High Variance

Neighborhood Caroling

Our neighborhood is so awesome. For the last three years (at least) on the evening before Halloween nearly all the kids gather for the Pumpkin Parade. Everyone wears their costumes and brings their carved pumpkins in a wagon or a stroller and we all proceed to march around the block. Afterward we have hot cider and cookies and catch up with our friends.

This summer a new neighbor hosted the world’s greatest barbecue block party. There was terrific turnout and highlights included a hammock filled with up to 10 little girls at any given moment, a sunshine piñata, and a giant cannoli. The party gave birth to an email list which spawned a Facebook group which then led to last week’s first annual neighborhood Christmas caroling.
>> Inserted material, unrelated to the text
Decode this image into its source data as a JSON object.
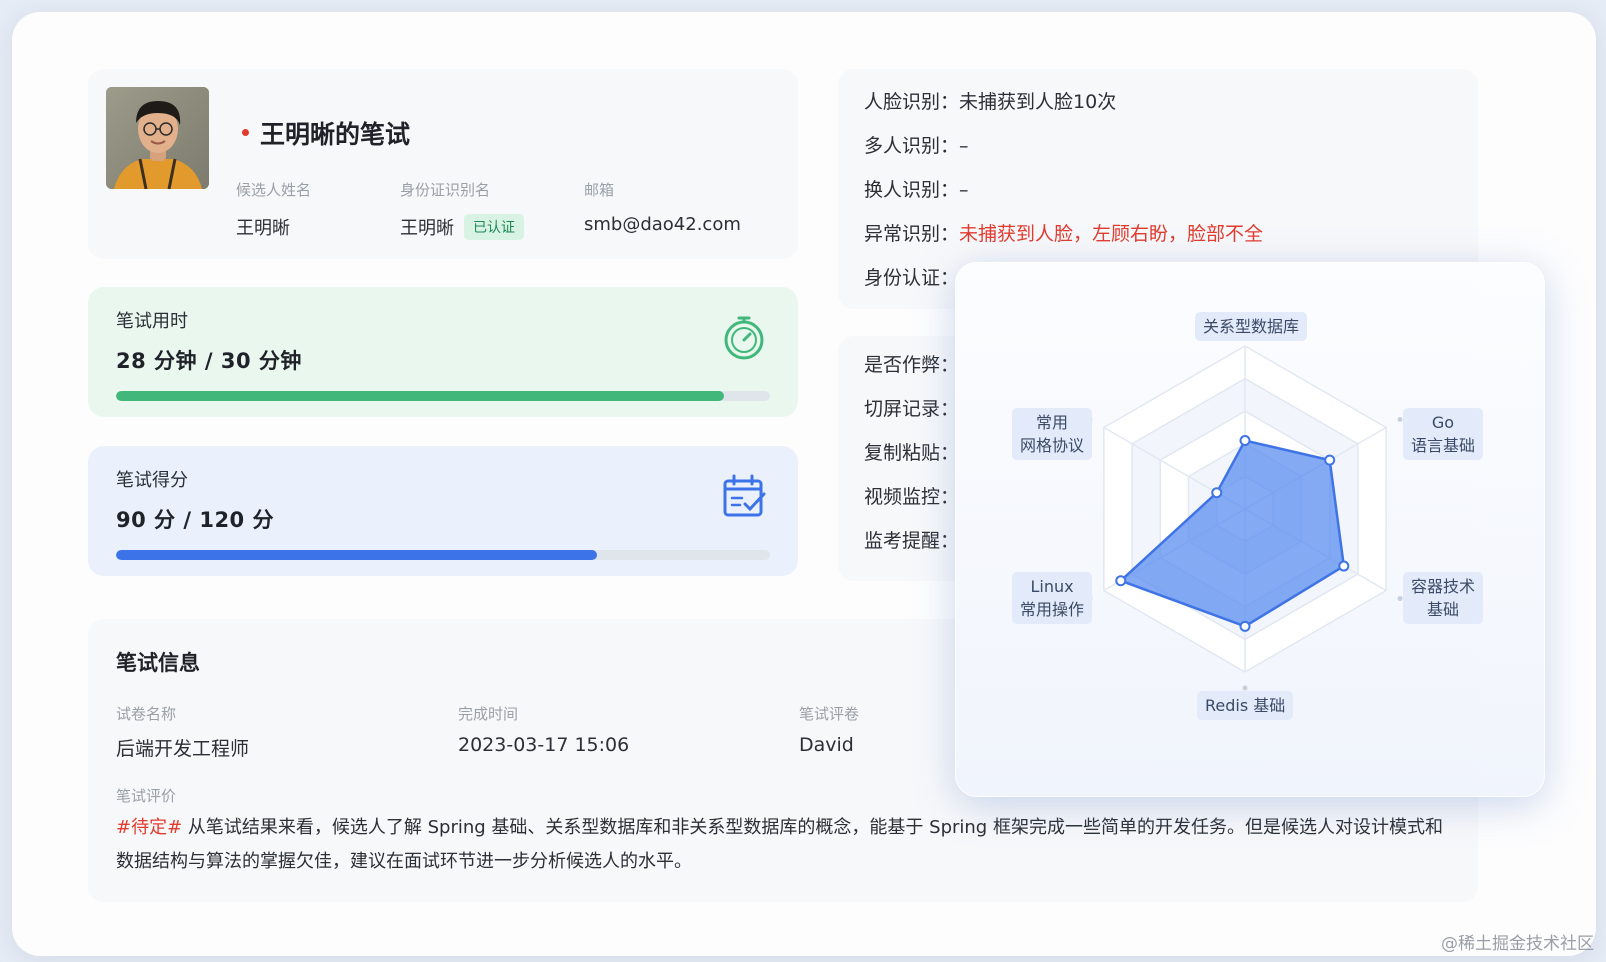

We are positively swimming in social capital!

About 40 kids and grown ups arrived at Cathy and John’s house at 5:45 for cookies and hot cocoa and some warm up songs. R especially enjoyed belting out The Twelve Days of Christmas as she had been practicing it over dinner all week. Then we all walked and sang along the Pumpkin Parade route and finished with even more cookies and cocoa.

In the interests of making a super-fun event even better next year, I’ve done some thinking and I’ve got some ideas:

  • Plan on singing a lot of songs. We had a printout of about 7 that didn’t last long enough and folks weren’t ready to repeat them after the first round. And very few people knew more than the first verse of even the most popular carols.

  • Suggest that folks download a caroling app that has lyrics. I think the best one is Sing Along to 50+ Christmas Carols but it’s $4.99 which might be more than most folks (not me!) want to spend. It’s got the music and big fonts and karaoke style moving lyrics. A cheaper option is Christmas Carols for 99 cents that has they lyrics for more than 100 songs but no fancy graphics. The best part about having an app is that it only requires one hand–you don’t need a hand for the lyric printout and another for the flashlight.

  • Have someone in front that sets a slow pace. Our group quickly spread out such that the back couldn’t hear what the front was singing.

  • Put up signs so everyone in the neighborhood knows it’s happening. One of the best parts of the experience was when families would come out on their stoops to listen.

  • Pick a charity and collect money for it along the way. This might make some people uncomfortable, but I think it would be worth it. Certainly to the folks who would receive the donations would appreciate it and this seems like a great opportunity to exercise (not exorcise) the Christmas spirit.

Merry Christmas everyone!